In Athens these days electricians are fighting merchants because they have not been paid in six months, but if they fail to report to work they will lose their claim to their jobs and the pensions they thought were secure.

In Athens’ Constitution Square, on Wednesday, April 2, a pharmacist, whose support checks were lost in the unwinding of Greece’s insolvency, shot himself to death rather than leave his family in debt, according to the Chicago Tribune’s John Kass. Protestors gathered throughout the day. Eventually, in front of the parliament building, the demonstrations turned violent. Greeks hammered the marble steps and started throwing chunks at Greeks. Troops arrived, tear gas was sprayed, as at Healy Lawn in the 1970s, and, in Kass’ words, “The situation appeared to calm down, at least for a few hours overnight, until the nation awakens and sees that its economic agony remains unresolved.”

If you think we are not hurtling to that moment, then please offer to exchange views with Congressman Ryan. I suggest you check your arithmetic first.

If you think that moment awaits us, then please state, unlike the U.S. Senate, which has not adopted a budget resolution for 1100 days, or the president, whose budget received zero votes in the House of Representatives several weeks ago, your better plan to avoid it.

Or, if instead you choose to quibble about Mr. Ryan’s description of his plan, then you might consult Rhonheimer, for instance, who as you know recites and refreshes Thomas’ best lessons – and emphasizes that an “integral common good” is based on a “practical common good.”

And then you might describe to all of us, in detail, what in Athens looks to you like a “practical common good.”

Citizenship’s requisite rationality demands that we listen to those with whom we disagree. Of course, it is easier to disqualify than to learn an opponent’s position better than they know it themselves, as Lord Acton admonished. Your preemptive snit over interpretive nuances of subsidiarity, coupled with your insulting stunt of enclosing Rerem Novarum, teach your students to disqualify, rather than to listen.

Thus, the sadness your letter brought, on an otherwise glorious John Carroll Weekend here in beautiful Chicago, for as we were taught to listen above the din, the din now comes from within.

I hope – pray actually – to see better from each and all of you, as well as from Georgetown University, institutionally, itself.

Utraque unum,

Chris Robling

A.B., philosophy and economics

Ronald Wiles

I wish to concur with the comments of Chris Robling on April 27, and observe with sadness and disgust the decision of GU to invite Ms. Kathleen Sebelius as commencement speaker this year.

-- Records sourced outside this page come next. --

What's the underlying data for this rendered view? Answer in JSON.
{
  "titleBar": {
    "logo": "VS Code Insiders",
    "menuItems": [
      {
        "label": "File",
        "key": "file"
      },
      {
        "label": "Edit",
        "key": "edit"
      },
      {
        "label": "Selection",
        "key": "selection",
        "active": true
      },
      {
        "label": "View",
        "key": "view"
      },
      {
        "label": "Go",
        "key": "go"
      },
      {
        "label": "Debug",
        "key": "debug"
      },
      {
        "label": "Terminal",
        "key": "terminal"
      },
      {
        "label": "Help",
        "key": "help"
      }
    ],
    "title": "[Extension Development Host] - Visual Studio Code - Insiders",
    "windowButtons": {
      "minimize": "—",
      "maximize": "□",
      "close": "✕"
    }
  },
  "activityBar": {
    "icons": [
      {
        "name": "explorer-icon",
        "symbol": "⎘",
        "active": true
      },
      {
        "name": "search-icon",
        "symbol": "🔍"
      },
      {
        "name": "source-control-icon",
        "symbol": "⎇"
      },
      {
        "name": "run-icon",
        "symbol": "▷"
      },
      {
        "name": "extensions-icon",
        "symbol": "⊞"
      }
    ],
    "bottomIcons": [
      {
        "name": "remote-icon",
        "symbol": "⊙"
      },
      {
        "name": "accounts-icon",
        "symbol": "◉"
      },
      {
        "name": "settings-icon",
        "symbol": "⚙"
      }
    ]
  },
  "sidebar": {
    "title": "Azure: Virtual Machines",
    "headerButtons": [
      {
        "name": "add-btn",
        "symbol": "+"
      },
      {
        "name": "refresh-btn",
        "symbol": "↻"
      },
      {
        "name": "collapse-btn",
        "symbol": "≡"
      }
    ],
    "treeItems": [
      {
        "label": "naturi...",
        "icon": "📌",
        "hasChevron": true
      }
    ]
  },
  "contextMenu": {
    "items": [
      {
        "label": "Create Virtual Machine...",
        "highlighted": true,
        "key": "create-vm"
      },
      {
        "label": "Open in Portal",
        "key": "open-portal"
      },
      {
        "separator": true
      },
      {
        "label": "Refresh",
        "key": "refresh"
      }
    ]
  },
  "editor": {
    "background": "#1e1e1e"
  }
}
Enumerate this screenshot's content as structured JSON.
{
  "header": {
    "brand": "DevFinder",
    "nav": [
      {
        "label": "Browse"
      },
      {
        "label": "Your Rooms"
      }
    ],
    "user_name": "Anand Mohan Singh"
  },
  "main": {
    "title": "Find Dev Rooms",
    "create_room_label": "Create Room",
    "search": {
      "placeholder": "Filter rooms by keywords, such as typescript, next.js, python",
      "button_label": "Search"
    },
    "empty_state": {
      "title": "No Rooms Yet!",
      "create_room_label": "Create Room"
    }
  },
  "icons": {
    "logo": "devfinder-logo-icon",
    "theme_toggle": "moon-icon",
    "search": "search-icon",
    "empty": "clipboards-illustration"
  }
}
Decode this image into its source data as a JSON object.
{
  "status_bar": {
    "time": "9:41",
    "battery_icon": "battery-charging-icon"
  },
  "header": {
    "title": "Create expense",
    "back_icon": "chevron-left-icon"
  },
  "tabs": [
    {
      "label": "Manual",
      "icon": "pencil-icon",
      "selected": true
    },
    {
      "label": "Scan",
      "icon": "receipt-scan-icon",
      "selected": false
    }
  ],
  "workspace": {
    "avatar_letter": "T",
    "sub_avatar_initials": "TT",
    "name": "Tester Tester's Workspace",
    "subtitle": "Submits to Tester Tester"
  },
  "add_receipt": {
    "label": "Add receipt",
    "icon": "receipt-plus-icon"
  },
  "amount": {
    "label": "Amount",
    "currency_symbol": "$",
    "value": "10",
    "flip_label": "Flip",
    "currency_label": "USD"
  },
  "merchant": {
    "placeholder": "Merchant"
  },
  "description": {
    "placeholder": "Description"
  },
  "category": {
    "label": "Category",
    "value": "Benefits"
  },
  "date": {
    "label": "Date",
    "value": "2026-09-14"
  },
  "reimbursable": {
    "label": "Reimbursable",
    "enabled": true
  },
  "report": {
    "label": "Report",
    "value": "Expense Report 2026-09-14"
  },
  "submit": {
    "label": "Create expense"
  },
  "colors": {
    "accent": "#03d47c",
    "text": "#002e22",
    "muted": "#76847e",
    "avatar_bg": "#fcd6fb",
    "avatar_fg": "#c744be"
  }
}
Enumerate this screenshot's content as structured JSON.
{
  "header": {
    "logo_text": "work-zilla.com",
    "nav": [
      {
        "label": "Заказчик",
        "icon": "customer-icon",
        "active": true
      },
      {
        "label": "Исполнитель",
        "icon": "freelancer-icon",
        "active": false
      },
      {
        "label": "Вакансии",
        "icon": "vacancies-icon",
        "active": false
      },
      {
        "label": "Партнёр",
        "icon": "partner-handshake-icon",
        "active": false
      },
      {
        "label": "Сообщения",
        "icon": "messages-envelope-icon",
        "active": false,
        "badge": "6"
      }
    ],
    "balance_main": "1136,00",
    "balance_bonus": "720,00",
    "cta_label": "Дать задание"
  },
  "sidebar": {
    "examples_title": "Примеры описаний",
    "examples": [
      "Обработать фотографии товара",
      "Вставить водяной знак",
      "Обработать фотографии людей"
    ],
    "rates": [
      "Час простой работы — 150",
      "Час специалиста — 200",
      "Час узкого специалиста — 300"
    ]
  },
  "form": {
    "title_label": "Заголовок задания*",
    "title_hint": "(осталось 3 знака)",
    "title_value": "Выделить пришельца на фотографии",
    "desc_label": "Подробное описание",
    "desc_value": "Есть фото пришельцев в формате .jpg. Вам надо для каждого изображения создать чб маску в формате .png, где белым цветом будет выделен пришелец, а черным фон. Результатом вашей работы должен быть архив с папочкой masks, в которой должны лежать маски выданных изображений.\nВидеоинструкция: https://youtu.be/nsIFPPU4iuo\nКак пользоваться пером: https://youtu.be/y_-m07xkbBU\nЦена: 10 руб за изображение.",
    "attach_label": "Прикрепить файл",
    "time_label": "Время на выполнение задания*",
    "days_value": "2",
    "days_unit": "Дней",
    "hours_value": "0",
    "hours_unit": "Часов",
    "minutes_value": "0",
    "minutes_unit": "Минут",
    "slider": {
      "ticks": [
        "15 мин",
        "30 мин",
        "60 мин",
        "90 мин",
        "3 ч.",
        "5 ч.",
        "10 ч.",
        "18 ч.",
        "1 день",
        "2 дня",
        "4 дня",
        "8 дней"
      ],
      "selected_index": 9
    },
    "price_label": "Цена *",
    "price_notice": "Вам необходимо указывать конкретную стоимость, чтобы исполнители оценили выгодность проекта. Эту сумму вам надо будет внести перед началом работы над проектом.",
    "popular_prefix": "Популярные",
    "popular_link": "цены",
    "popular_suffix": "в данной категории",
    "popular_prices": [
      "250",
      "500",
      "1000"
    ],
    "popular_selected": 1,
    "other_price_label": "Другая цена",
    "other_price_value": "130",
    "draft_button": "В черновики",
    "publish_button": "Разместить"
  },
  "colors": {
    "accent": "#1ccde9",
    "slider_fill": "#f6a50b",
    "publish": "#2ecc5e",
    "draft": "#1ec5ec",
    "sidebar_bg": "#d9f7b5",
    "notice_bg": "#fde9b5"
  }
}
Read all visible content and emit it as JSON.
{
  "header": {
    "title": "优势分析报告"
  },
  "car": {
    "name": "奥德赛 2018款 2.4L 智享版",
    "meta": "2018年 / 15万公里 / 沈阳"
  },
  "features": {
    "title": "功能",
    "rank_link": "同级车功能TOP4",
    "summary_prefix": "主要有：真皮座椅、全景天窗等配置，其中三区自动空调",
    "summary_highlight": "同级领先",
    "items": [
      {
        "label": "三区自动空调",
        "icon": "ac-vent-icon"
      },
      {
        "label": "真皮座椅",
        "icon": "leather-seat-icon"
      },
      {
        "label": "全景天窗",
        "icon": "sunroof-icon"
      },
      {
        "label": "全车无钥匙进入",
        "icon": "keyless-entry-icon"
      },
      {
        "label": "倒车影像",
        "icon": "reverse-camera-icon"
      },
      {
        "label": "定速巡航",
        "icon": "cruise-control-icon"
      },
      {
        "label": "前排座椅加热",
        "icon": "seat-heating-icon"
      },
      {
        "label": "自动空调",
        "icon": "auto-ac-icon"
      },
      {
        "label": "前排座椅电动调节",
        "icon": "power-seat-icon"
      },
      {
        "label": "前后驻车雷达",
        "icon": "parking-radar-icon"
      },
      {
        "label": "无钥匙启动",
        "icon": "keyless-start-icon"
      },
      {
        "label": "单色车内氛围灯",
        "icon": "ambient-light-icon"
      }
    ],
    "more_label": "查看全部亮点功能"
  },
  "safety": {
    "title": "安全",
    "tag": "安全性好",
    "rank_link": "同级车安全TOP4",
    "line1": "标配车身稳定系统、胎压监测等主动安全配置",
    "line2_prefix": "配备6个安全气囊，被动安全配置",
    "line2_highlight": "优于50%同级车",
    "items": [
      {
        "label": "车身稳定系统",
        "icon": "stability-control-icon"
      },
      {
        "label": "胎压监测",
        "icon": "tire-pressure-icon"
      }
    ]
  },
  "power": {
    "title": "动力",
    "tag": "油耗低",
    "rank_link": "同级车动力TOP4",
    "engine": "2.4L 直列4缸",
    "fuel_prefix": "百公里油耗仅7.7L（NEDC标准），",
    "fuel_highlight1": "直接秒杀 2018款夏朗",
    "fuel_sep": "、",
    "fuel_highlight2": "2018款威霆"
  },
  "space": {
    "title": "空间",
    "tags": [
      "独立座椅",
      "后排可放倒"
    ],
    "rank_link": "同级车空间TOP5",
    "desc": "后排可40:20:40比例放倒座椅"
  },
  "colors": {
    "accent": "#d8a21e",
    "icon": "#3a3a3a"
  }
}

This lady personifies numerous pro-choice politicians posing as \Catholics\: Joe Biden, Sens. Durbin, Leahy, and others.
Is that what we want to promote for the next generation?

Do I or any other aging graduate wish to recommend GU to our children or grandchildren, now or in the future? It is not the Catholic university I once knew.

Ron Wiles – BSFS-60